I’d like to expand on this when I have some time. It occurred to me in the shower this morning that the border between country music I do not take seriously and country music I do isn’t the line between new and old. It isn’t even the line between what gets played on today’s country stations and what doesn’t, though that’s a pretty good proxy. The border separates the music that feeds on and perpetuates culture war nonsense from everything else.
Most Americans (and I’d wager that this is true for most pop country listeners, too) don’t use their pickup trucks (if they have pickup trucks) in any sort of agricultural enterprise. More broadly, most of us have only a passing acquaintance with the down-home rural America in which most pop country songs are set.

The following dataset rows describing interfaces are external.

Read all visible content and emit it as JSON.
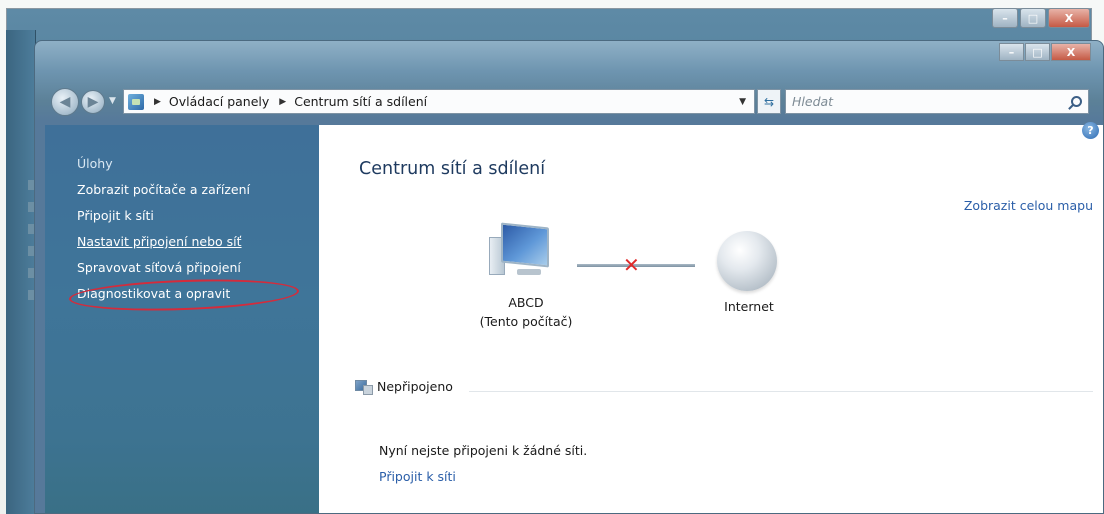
{
  "window": {
    "caption_buttons": [
      "–",
      "□",
      "X"
    ]
  },
  "address_bar": {
    "path": [
      "Ovládací panely",
      "Centrum sítí a sdílení"
    ],
    "search_placeholder": "Hledat"
  },
  "sidebar": {
    "heading": "Úlohy",
    "items": [
      "Zobrazit počítače a zařízení",
      "Připojit k síti",
      "Nastavit připojení nebo síť",
      "Spravovat síťová připojení",
      "Diagnostikovat a opravit"
    ],
    "highlighted_index": 3
  },
  "main": {
    "title": "Centrum sítí a sdílení",
    "map_link": "Zobrazit celou mapu",
    "computer_name": "ABCD",
    "computer_sub": "(Tento počítač)",
    "internet_label": "Internet",
    "status": "Nepřipojeno",
    "message": "Nyní nejste připojeni k žádné síti.",
    "connect_link": "Připojit k síti"
  },
  "colors": {
    "sidebar": "#3f7099",
    "highlight_ellipse": "#d52b3b",
    "link": "#2a5ea8",
    "disconnect_x": "#e02a2a"
  }
}
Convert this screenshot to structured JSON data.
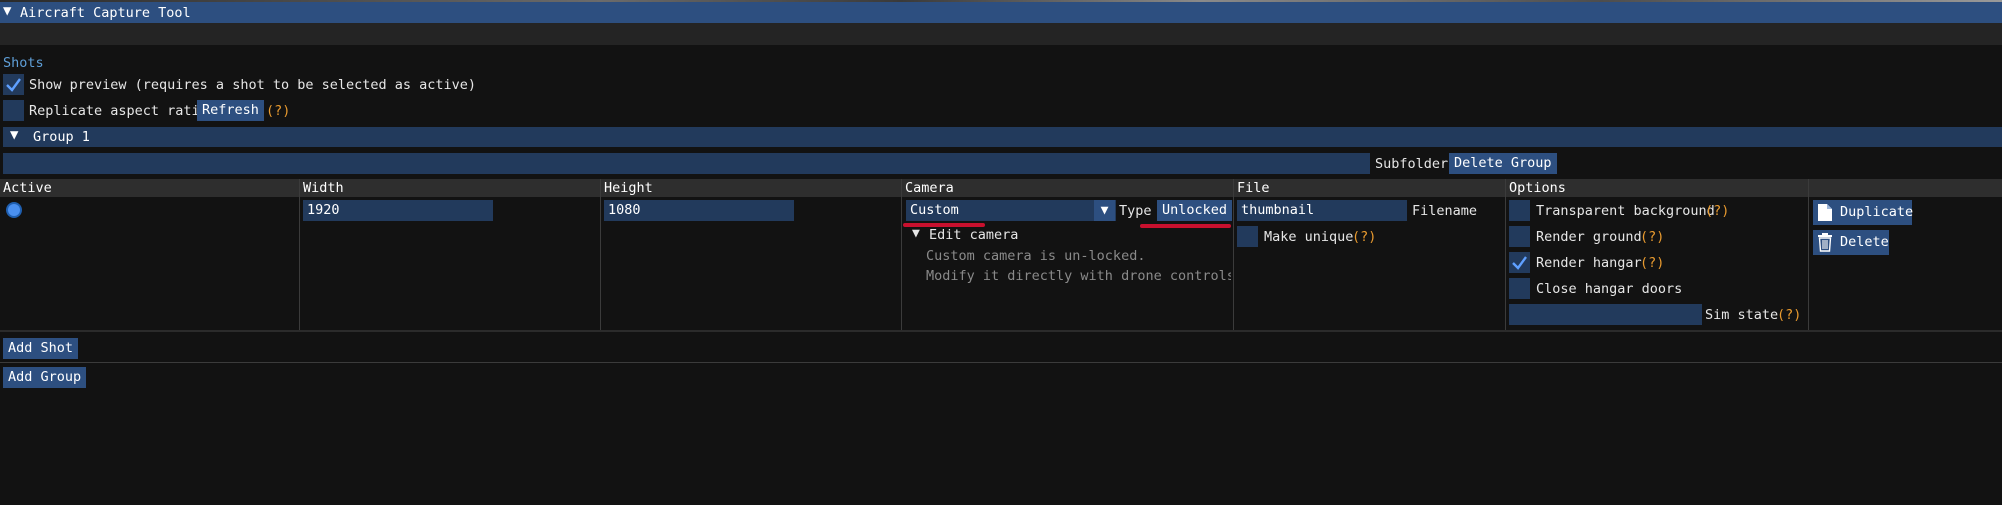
{
  "window": {
    "title": "Aircraft Capture Tool"
  },
  "shots_section": {
    "label": "Shots",
    "show_preview": {
      "label": "Show preview (requires a shot to be selected as active)",
      "checked": true
    },
    "replicate_aspect": {
      "label": "Replicate aspect ratio",
      "checked": false
    },
    "refresh_label": "Refresh",
    "help": "(?)"
  },
  "group": {
    "title": "Group 1",
    "subfolder_value": "",
    "subfolder_label": "Subfolder",
    "delete_group_label": "Delete Group"
  },
  "table": {
    "headers": [
      "Active",
      "Width",
      "Height",
      "Camera",
      "File",
      "Options"
    ],
    "row": {
      "active": true,
      "width": "1920",
      "height": "1080",
      "camera": {
        "value": "Custom",
        "type_label": "Type",
        "type_value": "Unlocked",
        "edit_label": "Edit camera",
        "note_1": "Custom camera is un-locked.",
        "note_2": "Modify it directly with drone controls, or"
      },
      "file": {
        "filename_value": "thumbnail",
        "filename_label": "Filename",
        "make_unique_label": "Make unique",
        "make_unique_checked": false
      },
      "options": {
        "transparent_background": {
          "label": "Transparent background",
          "checked": false
        },
        "render_ground": {
          "label": "Render ground",
          "checked": false
        },
        "render_hangar": {
          "label": "Render hangar",
          "checked": true
        },
        "close_hangar_doors": {
          "label": "Close hangar doors",
          "checked": false
        },
        "sim_state_value": "",
        "sim_state_label": "Sim state"
      },
      "actions": {
        "duplicate_label": "Duplicate",
        "delete_label": "Delete"
      }
    }
  },
  "add_shot_label": "Add Shot",
  "add_group_label": "Add Group",
  "colors": {
    "accent": "#2d4f80",
    "frame_bg": "#223a5c",
    "help_orange": "#e89a2f",
    "annotation_red": "#c8102e",
    "label_blue": "#5f9fd8"
  }
}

But pop country draws on a set of stereotypes to bolster an “us”/”them” mythology in which “our” supposed weaknesses (like xenophobia, or lack of education) are portrayed as strengths (rugged independence or whatever the opposite of “book smarts” is supposed to be). “They” are pansy-ass big-city “intellectuals” who are (either purposefully or misguidedly) trying to undermine “our” way of life. “We” are real Americans.
This is the same nonsense (euphemistically, “cultural conservatism”) that the political right has been exploiting since Goldwater to keep uncomfortable conversations about, for example, Vietnam, the environment and social equality from rising above the level of apple pie and hippie-bashing (and the political right has fully cornered the apple pie and hippie-bashing market).
So this is what I have a problem with. In much the same way that many popular rappers augment their images with a façade of hard-worn street morality in order to take advantage of an existing narrative about street life (and, in turn, perpetuate that narrative), pop country players fuel and feed on culture war tropes. Nothing shocking there, but it’s interesting, and a bit of a revelation to me.